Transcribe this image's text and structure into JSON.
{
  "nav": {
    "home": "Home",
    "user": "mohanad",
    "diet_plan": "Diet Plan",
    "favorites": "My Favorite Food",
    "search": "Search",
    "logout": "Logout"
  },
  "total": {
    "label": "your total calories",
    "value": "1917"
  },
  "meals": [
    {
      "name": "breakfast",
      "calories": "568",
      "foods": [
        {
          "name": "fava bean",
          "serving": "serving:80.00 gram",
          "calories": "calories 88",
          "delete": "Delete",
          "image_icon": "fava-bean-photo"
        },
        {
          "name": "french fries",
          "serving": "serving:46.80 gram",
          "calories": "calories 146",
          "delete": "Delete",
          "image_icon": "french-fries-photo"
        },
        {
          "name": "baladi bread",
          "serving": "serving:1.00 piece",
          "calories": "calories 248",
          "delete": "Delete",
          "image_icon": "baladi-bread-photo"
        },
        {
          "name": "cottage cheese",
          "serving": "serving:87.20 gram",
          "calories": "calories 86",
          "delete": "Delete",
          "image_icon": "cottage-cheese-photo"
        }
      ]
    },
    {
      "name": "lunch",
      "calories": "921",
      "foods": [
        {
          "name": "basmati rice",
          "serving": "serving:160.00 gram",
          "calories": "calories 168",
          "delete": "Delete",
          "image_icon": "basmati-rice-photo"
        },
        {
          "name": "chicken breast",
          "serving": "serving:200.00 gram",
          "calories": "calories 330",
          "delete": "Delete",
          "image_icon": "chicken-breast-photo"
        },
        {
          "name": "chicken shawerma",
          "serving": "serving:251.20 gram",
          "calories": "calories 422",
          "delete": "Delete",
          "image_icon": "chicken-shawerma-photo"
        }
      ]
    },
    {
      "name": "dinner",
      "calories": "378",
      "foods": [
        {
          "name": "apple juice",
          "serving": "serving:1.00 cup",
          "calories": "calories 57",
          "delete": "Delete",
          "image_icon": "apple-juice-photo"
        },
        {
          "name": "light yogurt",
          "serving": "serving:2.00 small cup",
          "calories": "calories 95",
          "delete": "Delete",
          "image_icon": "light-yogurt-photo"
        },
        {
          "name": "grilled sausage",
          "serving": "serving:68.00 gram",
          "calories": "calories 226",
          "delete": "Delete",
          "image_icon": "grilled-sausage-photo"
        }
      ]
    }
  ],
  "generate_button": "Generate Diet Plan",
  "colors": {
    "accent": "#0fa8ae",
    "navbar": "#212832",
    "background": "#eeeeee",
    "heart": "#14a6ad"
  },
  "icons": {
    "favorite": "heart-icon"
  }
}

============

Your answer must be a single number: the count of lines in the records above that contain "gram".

## Answer box
7